Jelff wrote:Hello Everyone.
My name is Joseph and I am a software developer in the field of online maps. The maps that I will post here at Storm2k are a public service and part of my way to “pay it forward”. These maps are not part of any commercial endeavor.
The maps are displayed by Gmap4 which is an enhanced Google map viewer that I developed. One unique feature of this browser app is the ability to display a vast amount of data this is hosted on GIS (Geographical Information System) servers. Government agencies at all levels operate GIS servers and much of that data is open and thus viewable with GIS savvy software.
Specifically, Gmap4 can display any user-specified public-facing ArcGIS MapServer and ImageServer data. Gmap4 can also display map tiles via WMS, WMTS and XYZ. Each time a map is opened or a data overlay layer is turned on, the most recent data that is hosted on the GIS server(s) flows to the user’s screen.
Gmap4 automatically displays a touch interface on mobile devices and a mouse interface on non-mobile devices.
If you would like to know more about Gmap4, here is the homepage with lots of examples and help info:
I have been asked why I produce these maps and the short answer is because I can.

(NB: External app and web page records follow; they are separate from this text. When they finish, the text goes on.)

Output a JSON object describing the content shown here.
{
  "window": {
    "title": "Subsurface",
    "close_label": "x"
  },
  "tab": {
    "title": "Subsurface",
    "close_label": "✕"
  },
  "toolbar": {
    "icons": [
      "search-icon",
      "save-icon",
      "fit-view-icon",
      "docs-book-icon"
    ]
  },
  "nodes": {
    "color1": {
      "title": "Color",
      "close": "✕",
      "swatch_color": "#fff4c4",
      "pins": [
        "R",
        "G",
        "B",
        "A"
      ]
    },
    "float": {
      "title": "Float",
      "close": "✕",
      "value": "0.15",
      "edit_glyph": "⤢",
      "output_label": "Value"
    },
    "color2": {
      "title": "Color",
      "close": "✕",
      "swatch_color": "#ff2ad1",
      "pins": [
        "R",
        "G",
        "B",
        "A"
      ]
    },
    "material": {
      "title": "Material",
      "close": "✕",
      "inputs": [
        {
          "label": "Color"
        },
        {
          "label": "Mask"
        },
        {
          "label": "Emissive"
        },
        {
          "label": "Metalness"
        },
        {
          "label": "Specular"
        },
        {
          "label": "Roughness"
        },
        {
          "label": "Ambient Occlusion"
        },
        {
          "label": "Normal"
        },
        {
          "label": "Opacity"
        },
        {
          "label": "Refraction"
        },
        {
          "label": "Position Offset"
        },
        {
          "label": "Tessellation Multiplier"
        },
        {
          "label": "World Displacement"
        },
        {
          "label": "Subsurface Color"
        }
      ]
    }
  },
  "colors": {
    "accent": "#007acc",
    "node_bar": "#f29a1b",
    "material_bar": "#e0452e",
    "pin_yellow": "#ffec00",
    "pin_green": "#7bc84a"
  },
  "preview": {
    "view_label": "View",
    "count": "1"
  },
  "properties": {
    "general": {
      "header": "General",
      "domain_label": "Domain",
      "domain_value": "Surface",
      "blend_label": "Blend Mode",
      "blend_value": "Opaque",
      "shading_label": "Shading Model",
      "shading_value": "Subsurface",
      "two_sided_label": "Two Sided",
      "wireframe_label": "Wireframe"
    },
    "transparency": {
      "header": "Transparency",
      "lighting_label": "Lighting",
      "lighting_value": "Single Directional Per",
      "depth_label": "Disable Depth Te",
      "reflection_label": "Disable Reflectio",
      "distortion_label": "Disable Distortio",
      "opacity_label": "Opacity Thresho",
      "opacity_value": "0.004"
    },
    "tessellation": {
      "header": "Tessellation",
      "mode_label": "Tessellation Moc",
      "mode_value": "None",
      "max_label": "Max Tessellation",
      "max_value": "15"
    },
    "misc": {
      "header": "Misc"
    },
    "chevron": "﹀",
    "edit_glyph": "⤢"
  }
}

The slightly longer short answer is because I like maps, I enjoy helping people and I have the technical wherewithal.
Next, I will post a stream gage map in the Harvey discussion thread.
Thanks for your reply to me over in the Harvey Discussion thread. I've only had a chance to look at a little of your site, but, I like it!.
Rather than clutter up the Harvey thread further with another OT question, I'll ask here:
Not all of us have smartphones with unlimited data or connectivity. (Even Verizon's signal is intermittent right at my home, and all of them (providers' signal) are at some of our favorite outdoor recreation spots.) So, I end up trying to print online maps often, but one of my biggest gripes with online maps is that few sources display with colors that work well on a typical low to mod-end printer. Or if they do, they have other problems. (maps.stamen.com is a good example, with variants that lose too much detail as one zooms in to the maps that might actually print well.) Even my $500 (retail list price) color laser printer is quite marginal in this respect. The colors are too washed out, and if printing in greyscale, on anything lesser, it's as bad or worse. Trying to use such printouts when travelling is at a minimum aggravating, and sometimes distracting. Sometimes B4 a trip I'll copy / paste a screenshot and work with it in a photo editor, cranking up gamma, contrast, etc., but this is time consuming and has disadvantages too, like greatly intensifying the colors for water bodies, and so on, leading to use of lots of toner or ink, and even then not getting good results overall. Plus, who needs a beige (etc.) background for printing a street map, less terrain? (More toner waste.)
What is needed is something with colors similar to a lot of the state maps one picks up at rest stops, etc. That's especially true of older maps. Some of the new ones have poor color choices and / or use washed out soy inks -- I guess they are trying to "go green" or save ink cost? I was looking though some of my Dad's old maps, and mine, and one of the color schemes I like best is Illinois, tho' their parks and such are darker than need be. (I can scan and attach an example portion of a map to an e-mail to you.) Basically, my guide would be white background in general; roads, symbols, special features or data points in high-gamma colors; larger cities in light yellow (unless the city dominates the map); parks, water bodies and so on in light pastels; maybe if a given state occupies, oh, I don't know, over 75% of a given view, the other states go to a light brown or pastel background, and so on. If terrain is added then a background similar to others online (Google, for example) would be necessary, but still with the goal of the high gamma color items listed above kept in high gamma, with reasonably high contrast, and a thought to what results will be in grayscale.
Is this doable without it being wayyyy too much work?
I'm not out to harm existing printed map sellers' revenue (maybe limitations or such could be built in), but, truth be told, no printed map maker comes remotely close to what everyone now expects from online maps (even with the limitations from some online maps providers).
What do you think? No rush on an answer. (It might be best to PM me, but to kick this off, I posted here, as others may have ideas too.)
BTW - I wish I had your software knowledge. As a kid, I loved drawing my own maps, model railroad layouts (some were empires ), you name it!